In the intricate world of commercial tenancies, landlord and tenant relationships can often be fraught with back-and-forth negotiations. One such scenario recently came to light before the Court of Appeal for Ontario when a dentist, seeking to assign his lease to two other dentists who were set to purchase his practice, found himself entangled in a complex battle for consent. What followed was a series of events that underscored the importance of understanding lease agreements and the boundaries of consent in the context of lease assignments.
A lease assignment refers to the transfer of a lease agreement from one tenant to another. When a tenant wishes to assign their lease, they essentially transfer their rights and obligations under the lease to a new individual or entity, known as the assignee.
In Ontario, the Commercial Tenancies Act imposes some restrictions on tenants and landlords when assigning a commercial lease. Specifically, section 23 states that the landlord is subject to the obligation that any license of consent to an assignment is not to be “unreasonably withheld.” Section 23(2) allows a tenant to apply to the Superior Court of Justice where such licence or consent has been unreasonably withheld.

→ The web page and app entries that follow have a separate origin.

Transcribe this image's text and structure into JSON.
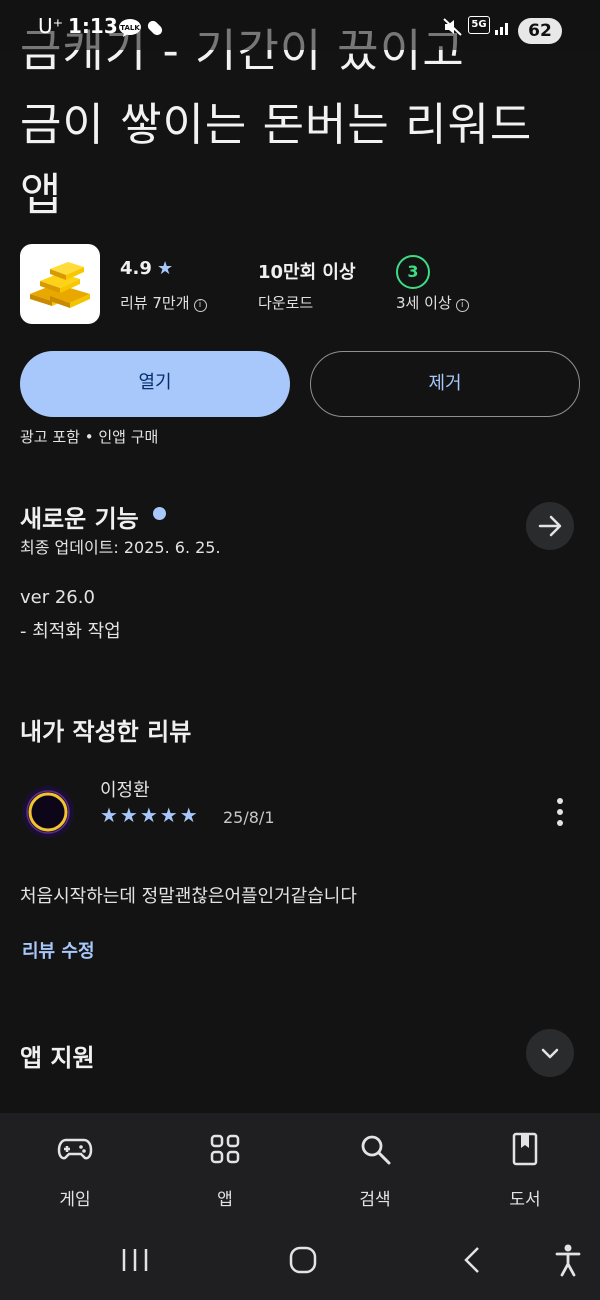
{
  "status_bar": {
    "carrier": "U⁺",
    "time": "1:13",
    "network": "5G",
    "battery": "62"
  },
  "app": {
    "title_lines": [
      "금캐기 - 기간이 끘이고",
      "금이 쌓이는 돈버는 리워드",
      "앱"
    ],
    "rating": "4.9",
    "reviews_label": "리뷰 7만개",
    "downloads_value": "10만회 이상",
    "downloads_label": "다운로드",
    "age_badge": "3",
    "age_label": "3세 이상",
    "open_button": "열기",
    "remove_button": "제거",
    "ads_note": "광고 포함 • 인앱 구매"
  },
  "whats_new": {
    "heading": "새로운 기능",
    "last_updated": "최종 업데이트: 2025. 6. 25.",
    "version": "ver 26.0",
    "note": "- 최적화 작업"
  },
  "my_review": {
    "heading": "내가 작성한 리뷰",
    "author": "이정환",
    "stars": 5,
    "date": "25/8/1",
    "text": "처음시작하는데 정말괜찮은어플인거같습니다",
    "edit_link": "리뷰 수정"
  },
  "app_support": {
    "heading": "앱 지원"
  },
  "bottom_nav": [
    {
      "label": "게임",
      "icon": "gamepad-icon"
    },
    {
      "label": "앱",
      "icon": "apps-grid-icon"
    },
    {
      "label": "검색",
      "icon": "search-icon"
    },
    {
      "label": "도서",
      "icon": "book-icon"
    }
  ],
  "colors": {
    "accent": "#a8c7fa",
    "background": "#131313",
    "badge_green": "#3ddc84"
  }
}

The doctrine of waiver is a legal principle whereby an individual intentionally relinquishes or abandons their right, claim, or privilege afforded in a contract. Under this doctrine, if a party fails to enforce or assert a right or benefit they are entitled to under the contract terms, they may be deemed to have waived that right. In other words, by knowingly and voluntarily choosing not to exercise a certain right, the party loses the ability to claim that right later.
The elements of the doctrine were best described in Saskatchewan River Bungalows Ltd. v. Maritime Life Assurance Co. as “full knowledge of the deficiency which might be relied upon and the unequivocal intention to relinquish the right to rely on it.” Since then, case law in Ontario has developed to clarify the situations in which the doctrine can be applied.
The scope of unreasonable withholding and the applicability of the waiver doctrine were recently considered by the Court of Appeal in Rabin v. 2490918 Ontario Inc. At the time of the dispute, the appellant was a retiring dentist who had practiced for several decades. His practice was a tenant of a building that the respondent acquired to demolish and redevelop in the future. Through the purchase, the respondent became the landlord at the property.
The appellant had agreed to sell his practice to two younger dentists and sought the landlord’s consent to assign the lease as part of the business sale. The provision addressing lease assignments in the commercial lease required the appellant to give “prior written notice” to the landlord of his intent to transfer, and within 15 days of such notice, the landlord would notify of its consent or lack thereof.
The appellant sent the requisite notice to the landlord, but the respondent did not reply within the 15-day specified timeframe. It was not until 22 days after the notice was delivered that the landlord consented, subject to the addition of a demolition clause. The appellant refused, and the respondent withheld its consent. The parties continued their correspondence with several more requests for the landlord’s consent in the negotiations.
The application judge found that the appellant had waived the requirement under the lease for the respondent to provide consent within 15 days. In arriving at this decision, the judge was swayed by numerous emails sent by the appellant’s counsel renewing the request for consent. The judge dismissed the application.
On appeal, the Court of Appeal found that the application judge had applied the doctrine of waiver where neither party had raised it as an issue, and the judge had erred in its application.
First, the Court noted that it is well established as a matter of natural justice that “it is not open to a judge to dispose of a material issue in a proceeding on the basis that has not been raised or argued by the parties.” The application judge had applied the doctrine of waiver on his initiative, preventing the parties from making submissions on this point.
Second, the application judge did not reference the test as set out above. He made no determination on whether the appellant had the “unequivocal and conscious intention” to waive his rights in any of the correspondence. In fact, the appellant had continuously insisted on compliance with the lease. The evidence pointed to the stringent test not being met, and thus, applying the waiver doctrine was a legal error.
The Court went on to note that the application judge’s analysis should have focused on whether the consent by the landlord was “unreasonably withheld.” In doing so, the Court stated that it would look at “the information available to, and the reasons given by, the landlord at the time the landlord neglected or refused consent.” In light of the facts of the case, this burden was met. The landlord failed to respond within the necessary timeframe, no reasonable excuse was provided for its failure to respond, and attempted to trade consent for a clause for its benefit.
The Court allowed the appeal, set aside the application judge’s order, and granted the appellant’s application. The Court found that the landlord unreasonably withheld its consent to the lease assignment and ordered that the assignment be made.
There are several standard terms within a commercial lease, which often includes provisions pertaining to a lease assignment. However, if a party to the lease does not uphold their obligations to the other party, disputes can quickly arise. The trusted real estate lawyers at Baker & Company have extensive experience drafting, reviewing and negotiating commercial leases. Our lawyers will help you review documentation and ensure that you understand your legal obligations before you sign any contract. Contact us online or by phone at 416-777-0100 to schedule a consultation with a member of our property law team and learn how we can help you.